The pesto made with just barely enough oil had me a bit worried about whether or not it would properly coat the pasta.  The resolution was a to spoon some spinach pesto into a mixing bowl, add a bit of pasta water before dumping the pasta in the colander, and voila, success!

Linguine with Spinach Pesto and Shrimp


Spinach Pesto

Handful of Shrimp


Parmesan, grated


1.  Boil water for linguine and cook according to package instructions.

2.  Thaw a handful of shrimp.  Heat a saute pan over medium heat, add a bit of oil to coat the bottom.  Dry the shrimp and add to the pan when it is hot.  Flip over each shrimp after 1 minute, cook for another minute, and turn off heat.

3. Place 3 TBS spinach pesto per serving into a mixing bowl, and add 1 TBS pasta water as pasta finishes cooking, and mix.

4.  Drain pasta and place in bowl with pesto.  Gently mix to coat the pasta.

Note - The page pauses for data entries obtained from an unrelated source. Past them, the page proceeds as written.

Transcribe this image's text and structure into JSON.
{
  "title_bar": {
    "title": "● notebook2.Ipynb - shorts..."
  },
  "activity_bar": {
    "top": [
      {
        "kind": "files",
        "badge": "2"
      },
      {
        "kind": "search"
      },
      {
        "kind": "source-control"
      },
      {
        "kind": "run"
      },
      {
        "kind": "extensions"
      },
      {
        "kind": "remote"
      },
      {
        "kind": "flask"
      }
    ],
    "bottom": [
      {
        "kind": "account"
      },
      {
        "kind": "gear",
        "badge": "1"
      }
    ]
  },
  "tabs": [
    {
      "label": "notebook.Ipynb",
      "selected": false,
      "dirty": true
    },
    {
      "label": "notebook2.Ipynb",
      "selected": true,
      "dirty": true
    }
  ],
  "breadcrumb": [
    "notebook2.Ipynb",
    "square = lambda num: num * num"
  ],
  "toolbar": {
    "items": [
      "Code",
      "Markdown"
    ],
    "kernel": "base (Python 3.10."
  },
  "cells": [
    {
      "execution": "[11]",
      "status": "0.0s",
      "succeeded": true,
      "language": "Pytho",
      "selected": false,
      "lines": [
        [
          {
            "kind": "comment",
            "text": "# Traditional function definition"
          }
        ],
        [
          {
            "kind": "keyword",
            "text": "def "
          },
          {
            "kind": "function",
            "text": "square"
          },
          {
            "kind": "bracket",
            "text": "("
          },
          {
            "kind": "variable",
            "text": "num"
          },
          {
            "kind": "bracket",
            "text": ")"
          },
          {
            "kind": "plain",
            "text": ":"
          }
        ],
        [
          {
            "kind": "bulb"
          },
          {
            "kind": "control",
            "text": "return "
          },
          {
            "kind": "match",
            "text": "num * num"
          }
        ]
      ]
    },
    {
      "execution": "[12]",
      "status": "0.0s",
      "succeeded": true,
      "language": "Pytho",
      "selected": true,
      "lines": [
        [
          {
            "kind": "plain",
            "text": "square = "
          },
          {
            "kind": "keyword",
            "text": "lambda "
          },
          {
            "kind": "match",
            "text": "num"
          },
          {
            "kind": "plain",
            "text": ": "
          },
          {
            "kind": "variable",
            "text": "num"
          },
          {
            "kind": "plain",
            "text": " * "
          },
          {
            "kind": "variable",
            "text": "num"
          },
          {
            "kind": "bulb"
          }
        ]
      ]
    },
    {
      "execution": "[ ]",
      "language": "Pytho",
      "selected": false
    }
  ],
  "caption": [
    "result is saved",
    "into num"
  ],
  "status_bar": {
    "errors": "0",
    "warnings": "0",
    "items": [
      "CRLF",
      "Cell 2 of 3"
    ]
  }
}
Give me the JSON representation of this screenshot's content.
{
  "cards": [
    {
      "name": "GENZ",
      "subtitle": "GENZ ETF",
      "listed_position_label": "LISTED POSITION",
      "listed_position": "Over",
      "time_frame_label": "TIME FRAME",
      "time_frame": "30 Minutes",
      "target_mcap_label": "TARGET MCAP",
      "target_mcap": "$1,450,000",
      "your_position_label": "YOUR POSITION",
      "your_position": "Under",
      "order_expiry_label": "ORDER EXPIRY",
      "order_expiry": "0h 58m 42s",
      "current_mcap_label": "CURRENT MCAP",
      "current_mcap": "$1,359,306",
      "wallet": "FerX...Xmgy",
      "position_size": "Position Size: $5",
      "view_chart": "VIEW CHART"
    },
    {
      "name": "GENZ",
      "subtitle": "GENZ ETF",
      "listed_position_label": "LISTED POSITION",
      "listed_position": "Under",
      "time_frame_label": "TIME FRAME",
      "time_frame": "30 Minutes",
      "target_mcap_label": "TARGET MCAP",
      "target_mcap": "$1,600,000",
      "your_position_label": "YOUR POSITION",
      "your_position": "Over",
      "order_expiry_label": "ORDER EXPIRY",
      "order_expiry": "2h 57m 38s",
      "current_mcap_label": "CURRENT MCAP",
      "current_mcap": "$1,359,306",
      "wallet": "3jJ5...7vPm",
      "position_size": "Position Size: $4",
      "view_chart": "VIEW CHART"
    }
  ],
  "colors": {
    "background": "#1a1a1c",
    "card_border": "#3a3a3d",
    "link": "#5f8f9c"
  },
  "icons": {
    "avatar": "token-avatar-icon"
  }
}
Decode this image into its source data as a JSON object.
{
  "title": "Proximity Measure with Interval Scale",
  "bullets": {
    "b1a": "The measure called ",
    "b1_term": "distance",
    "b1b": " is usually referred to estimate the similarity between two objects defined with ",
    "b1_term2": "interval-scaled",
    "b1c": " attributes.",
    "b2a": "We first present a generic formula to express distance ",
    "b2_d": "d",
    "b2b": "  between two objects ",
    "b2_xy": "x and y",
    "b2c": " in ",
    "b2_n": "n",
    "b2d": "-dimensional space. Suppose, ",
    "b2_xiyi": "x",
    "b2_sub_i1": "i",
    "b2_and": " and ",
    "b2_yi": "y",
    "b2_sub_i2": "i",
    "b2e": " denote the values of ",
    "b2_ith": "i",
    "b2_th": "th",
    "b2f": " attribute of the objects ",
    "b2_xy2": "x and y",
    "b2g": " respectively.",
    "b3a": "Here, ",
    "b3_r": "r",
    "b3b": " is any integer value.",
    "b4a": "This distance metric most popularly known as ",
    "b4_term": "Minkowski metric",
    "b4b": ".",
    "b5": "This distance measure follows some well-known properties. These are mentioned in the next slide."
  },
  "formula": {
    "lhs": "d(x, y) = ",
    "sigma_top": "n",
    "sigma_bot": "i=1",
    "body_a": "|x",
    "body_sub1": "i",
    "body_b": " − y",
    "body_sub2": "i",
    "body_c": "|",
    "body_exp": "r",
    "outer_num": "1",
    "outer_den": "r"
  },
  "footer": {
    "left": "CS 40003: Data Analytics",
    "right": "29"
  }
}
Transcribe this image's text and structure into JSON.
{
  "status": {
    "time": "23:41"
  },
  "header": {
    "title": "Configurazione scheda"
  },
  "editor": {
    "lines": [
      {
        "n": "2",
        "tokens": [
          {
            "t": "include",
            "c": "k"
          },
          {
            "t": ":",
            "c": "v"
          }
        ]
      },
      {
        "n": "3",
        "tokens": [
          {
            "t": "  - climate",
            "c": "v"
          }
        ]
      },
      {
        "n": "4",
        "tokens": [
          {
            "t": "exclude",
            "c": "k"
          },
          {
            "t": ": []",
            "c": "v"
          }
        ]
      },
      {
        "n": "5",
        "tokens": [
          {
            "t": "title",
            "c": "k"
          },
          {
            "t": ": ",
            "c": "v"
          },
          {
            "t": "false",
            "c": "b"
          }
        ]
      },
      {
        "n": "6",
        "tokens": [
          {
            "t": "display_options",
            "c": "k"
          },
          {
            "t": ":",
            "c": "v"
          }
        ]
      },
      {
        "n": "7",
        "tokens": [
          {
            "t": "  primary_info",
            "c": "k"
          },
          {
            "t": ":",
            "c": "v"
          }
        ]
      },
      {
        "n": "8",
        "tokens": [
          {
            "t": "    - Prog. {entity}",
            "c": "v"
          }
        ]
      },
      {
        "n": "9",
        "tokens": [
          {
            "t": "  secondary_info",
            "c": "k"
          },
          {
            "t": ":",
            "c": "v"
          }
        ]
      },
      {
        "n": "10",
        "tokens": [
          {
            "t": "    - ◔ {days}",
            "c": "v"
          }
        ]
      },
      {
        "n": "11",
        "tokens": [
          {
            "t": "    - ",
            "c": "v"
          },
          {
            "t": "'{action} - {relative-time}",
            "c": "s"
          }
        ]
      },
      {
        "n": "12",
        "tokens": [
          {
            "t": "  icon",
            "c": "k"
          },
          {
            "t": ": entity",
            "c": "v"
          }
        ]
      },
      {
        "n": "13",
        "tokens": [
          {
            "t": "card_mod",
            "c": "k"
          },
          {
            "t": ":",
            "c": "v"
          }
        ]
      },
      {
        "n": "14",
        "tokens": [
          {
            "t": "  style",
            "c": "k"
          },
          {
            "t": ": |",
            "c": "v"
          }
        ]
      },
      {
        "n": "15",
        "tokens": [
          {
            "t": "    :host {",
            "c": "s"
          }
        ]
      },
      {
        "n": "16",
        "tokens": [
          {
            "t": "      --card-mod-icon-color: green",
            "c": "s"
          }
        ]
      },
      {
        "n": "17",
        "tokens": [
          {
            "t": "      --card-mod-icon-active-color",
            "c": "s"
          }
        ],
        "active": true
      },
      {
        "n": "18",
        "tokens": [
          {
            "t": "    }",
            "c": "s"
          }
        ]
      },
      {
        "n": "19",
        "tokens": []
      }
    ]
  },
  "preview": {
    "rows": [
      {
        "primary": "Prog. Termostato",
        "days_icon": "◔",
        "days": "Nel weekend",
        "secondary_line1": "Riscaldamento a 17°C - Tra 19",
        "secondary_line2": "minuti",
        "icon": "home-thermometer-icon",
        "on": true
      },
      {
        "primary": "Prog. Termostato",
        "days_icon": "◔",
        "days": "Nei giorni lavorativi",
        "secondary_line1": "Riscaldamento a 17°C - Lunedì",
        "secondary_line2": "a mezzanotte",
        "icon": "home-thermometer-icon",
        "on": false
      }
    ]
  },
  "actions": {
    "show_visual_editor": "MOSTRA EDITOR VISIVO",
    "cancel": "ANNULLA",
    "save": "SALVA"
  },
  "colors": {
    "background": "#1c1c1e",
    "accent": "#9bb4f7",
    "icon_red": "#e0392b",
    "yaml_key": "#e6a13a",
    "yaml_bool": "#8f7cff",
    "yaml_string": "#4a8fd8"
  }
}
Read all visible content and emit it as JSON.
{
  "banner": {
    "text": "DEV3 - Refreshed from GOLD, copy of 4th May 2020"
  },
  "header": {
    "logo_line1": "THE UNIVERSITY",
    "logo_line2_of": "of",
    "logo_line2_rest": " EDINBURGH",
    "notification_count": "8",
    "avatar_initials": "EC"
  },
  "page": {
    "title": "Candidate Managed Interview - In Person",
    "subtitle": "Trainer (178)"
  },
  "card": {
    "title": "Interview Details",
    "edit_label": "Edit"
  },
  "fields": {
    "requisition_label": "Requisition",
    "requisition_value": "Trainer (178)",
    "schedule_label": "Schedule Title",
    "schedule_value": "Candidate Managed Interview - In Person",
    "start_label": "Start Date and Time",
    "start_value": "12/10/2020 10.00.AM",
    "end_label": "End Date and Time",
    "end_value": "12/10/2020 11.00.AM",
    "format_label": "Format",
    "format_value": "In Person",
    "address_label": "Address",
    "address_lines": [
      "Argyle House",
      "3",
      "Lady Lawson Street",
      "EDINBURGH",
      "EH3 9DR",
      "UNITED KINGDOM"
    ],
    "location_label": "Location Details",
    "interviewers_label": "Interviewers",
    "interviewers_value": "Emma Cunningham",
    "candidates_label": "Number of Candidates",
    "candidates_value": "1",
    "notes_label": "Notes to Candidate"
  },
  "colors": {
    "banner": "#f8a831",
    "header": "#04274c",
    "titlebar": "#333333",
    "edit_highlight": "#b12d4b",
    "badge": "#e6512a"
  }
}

5.  Plate the pasta, top with shrimp and parmesan.

Gremelli and Asparagus

pasta asparagus saladOh asparagus! How do I love thee? Let me count the ways!

Last night, after a quickie pasta dinner, there was still lots of pasta left over. Time to raid the vegetable bin and make a pasta salad! And what was waiting there for me, just begging to be included in the fun? Asparagus. While many dishes that I toss together with bits of this and that from the pantry are better than prison food, I wouldn’t specifically shop for the ingredients to make that dish again. Not so this time. This my friends, is a winner. Part of the love in this dish (yes, that’s a shout out to Carla from Top Chef!) is the pasta itself. Costco carries this brand in 6 packs, and it is truly worth keeping some on hand.Garofalo pasta

The red wine vinegar gives this a nice tang while the Parmesan rounds out the flavors. Enjoy.

No notes were taken during the creation of this dish, so bear with me on the directions.


half pack of gemelli or similar pasta, cooked al dente

1 bunch asparagus, but into 1 inch pieces

1/4 cup grated Parmesan cheese

2 tsp dried basil

3 TBS flat leaf parsley, minced

1 TBS olive oil, plus 1 tsp for cooking

1 TBS red wine vinegar

1/2 tsp kosher salt

ground black pepper to taste


1. Heat a skillet to medium high, add oil and asparagus. Quickly cook so that the outsides of the asparagus begin to darken but the insides are still crisp, about 1 to 2 minutes. Remove from heat.

2. In a small mixing bowl, whisk together oil, vinegar, basil, parsley, salt and pepper. Add pasta and mix gently. Add Parmesan and asparagus to pasta and combine.